It may be conceded that the warning given the defendant did not strictly comply with the standards set by the federal supreme court in Miranda v. Arizona, 384 U.S. 436, 16 L. Ed. 2d 694, 86 S. Ct. 1602. Nonetheless we think no error was committed. The remark bears all the attributes of a spontaneous exclamation not elicited through or made in response to questioning or investigatory techniques. The defendant's utterance neither confesses guilt nor does it admit any participation or complicity whatever in the offenses charged.

We have previously had occasion to consider spontaneous exclamations or comments as distinguished from inculpatory statements made pursuant to a process of interrogation. In State v. Jolly, 196 Kan. 56, 410 P.2d 267, it was held:

*92 "Inculpatory statements made by an accused contemporaneously with his detention or arrest, under circumstances not coercive, are not rendered inadmissible because he may not have been made aware of his right to remain silent and of his right to counsel." (Syl. ¶ 3.)

A somewhat analogous situation came under our scrutiny in State v. Little, 201 Kan. 94, 439 P.2d 387, where we said:

"... Even under Escobedo v. Illinois, 378 U.S. 478, 12 L. Ed. 2d 977, 84 S. Ct. 1758, which was directed against a situation where the police carried out a `process of interrogation that lends itself to eliciting incriminating statements' [p. 491 (L.Ed.2d 986; S.Ct. 1765)], volunteered statements obtained without any `process of interrogation' on the part of the officers are admissible. (See, LaBlanc v. People, 160 Colo. 575, 418 P.2d 888, cert denied 388 U.S. 922, 18 L. Ed. 2d 1371, 87 S. Ct. 2125; Maes v. People, 160 Colo. 528, 418 P.2d 891.) ..." (p. 98.)

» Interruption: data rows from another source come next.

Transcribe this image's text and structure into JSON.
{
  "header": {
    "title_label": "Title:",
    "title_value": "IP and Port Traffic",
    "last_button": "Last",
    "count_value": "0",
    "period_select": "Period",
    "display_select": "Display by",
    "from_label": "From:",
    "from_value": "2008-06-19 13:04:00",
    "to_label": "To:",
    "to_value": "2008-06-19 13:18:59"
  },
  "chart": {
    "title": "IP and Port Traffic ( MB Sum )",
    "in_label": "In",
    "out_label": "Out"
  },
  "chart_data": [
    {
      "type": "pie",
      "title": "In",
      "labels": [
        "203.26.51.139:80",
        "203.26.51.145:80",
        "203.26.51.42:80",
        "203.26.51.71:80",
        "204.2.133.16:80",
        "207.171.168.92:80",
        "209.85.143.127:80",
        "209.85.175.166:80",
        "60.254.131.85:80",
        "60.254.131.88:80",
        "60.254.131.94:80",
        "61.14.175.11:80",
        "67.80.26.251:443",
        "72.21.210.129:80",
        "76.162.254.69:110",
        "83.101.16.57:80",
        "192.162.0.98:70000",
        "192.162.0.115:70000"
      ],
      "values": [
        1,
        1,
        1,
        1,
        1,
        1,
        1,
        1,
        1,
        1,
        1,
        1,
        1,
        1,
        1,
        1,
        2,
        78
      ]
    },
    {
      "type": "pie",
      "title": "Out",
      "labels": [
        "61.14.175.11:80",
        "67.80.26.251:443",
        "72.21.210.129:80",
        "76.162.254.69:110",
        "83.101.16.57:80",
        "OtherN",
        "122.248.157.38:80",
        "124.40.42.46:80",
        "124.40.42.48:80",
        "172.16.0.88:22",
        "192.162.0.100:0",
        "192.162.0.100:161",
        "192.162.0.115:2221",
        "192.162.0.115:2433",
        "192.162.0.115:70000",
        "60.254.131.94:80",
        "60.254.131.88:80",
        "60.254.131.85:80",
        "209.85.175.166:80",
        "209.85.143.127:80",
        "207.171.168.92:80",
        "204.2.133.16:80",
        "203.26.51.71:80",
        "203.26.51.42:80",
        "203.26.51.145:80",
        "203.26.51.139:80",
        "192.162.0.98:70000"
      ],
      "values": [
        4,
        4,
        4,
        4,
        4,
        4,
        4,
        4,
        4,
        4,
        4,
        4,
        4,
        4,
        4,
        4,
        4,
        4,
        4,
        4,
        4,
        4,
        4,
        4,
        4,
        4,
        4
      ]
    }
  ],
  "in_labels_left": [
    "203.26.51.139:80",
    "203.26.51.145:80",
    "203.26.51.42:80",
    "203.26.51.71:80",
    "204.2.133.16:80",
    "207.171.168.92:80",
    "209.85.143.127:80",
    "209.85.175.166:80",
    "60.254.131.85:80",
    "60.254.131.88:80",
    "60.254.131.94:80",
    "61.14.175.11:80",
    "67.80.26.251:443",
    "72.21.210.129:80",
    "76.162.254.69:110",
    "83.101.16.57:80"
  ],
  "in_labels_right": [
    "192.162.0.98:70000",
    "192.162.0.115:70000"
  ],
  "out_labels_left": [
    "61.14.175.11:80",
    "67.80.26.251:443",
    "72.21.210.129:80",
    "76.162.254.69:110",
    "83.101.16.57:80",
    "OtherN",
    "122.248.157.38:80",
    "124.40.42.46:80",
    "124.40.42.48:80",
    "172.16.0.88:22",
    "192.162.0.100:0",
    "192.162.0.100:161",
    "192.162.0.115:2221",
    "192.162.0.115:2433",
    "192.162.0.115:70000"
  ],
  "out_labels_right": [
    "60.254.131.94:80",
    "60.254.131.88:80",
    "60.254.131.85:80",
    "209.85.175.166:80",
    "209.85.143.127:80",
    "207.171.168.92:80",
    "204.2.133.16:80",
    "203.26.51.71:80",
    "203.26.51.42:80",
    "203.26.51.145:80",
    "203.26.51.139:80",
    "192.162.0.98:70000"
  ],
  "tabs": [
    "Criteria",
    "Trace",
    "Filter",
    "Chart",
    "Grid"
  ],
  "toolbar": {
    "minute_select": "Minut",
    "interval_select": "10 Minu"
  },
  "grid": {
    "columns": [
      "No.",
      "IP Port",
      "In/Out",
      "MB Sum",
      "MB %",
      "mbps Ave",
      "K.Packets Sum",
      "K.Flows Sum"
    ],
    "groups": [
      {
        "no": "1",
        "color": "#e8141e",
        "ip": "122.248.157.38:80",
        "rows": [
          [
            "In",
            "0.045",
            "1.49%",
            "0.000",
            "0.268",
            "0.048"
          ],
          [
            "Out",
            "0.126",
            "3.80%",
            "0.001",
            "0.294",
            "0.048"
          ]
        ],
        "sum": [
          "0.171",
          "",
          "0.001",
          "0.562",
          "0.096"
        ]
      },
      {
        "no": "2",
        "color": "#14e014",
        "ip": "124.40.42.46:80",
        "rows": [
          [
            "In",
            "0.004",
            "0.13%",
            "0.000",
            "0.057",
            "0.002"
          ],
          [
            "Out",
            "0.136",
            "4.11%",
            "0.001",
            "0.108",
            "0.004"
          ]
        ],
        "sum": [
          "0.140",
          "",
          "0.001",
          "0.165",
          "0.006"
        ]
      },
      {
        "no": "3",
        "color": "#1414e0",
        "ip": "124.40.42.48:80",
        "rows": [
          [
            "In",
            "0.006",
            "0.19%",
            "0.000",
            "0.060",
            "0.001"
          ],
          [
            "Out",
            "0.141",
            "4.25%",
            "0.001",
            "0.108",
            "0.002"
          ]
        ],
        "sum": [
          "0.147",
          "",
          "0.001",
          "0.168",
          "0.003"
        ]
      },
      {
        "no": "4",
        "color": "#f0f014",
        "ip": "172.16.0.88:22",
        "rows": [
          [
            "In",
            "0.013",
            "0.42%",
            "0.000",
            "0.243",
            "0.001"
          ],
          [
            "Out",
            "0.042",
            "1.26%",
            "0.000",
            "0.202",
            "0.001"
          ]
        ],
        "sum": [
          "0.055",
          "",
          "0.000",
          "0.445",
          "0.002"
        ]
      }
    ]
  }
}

The defendant's voluntary exclamation in connection with his arrest may not be said, in our judgment, to have been elicited by police officers either through solicitation or by means of investigatory questioning.

At his motion for new trial, which the court overruled, the defendant introduced the testimony of a friendly cell mate, Kenneth Garrison, who had languished in the county jail during his own sojourn there. Garrison testified to statements allegedly made to him by Kunze while both were residing in jail after Law's trial. Cross-examination of Mr. Garrison brought out facts which may well have tended to becloud his impartiality.

We have said that a new trial should not be granted on the ground of newly discovered evidence unless the trial court is satisfied the evidence would probably produce a different verdict, and that the credibility of the evidence offered in support of the motion is for the trial court's consideration. (State v. Harris, 126 Kan. 710, 271 Pac. 316; State v. Jella, 132 Kan. 509, 296 Pac. 350.) Our appellate review of the order denying a new trial is limited to whether the trial court abused its discretion. (State v. Jella, supra; Weed v. United States, 380 F.2d 914.) We find it did not.

We have examined objections to the court's instructions, as well as the court's refusal to submit instructions requested by defendant, and are satisfied that no error was committed in either regard. Other points raised on appeal have been fully considered and do not warrant extending this opinion. They simply have no merit.

Before closing this opinion we are constrained to comment briefly *93 on the state's scant brief. Its two and one-half pages are without a single citation of authority. We suggest that the brief would have been of greater assistance to the court had the author, in preparing it, touched on the law.

The judgment of the court below is affirmed.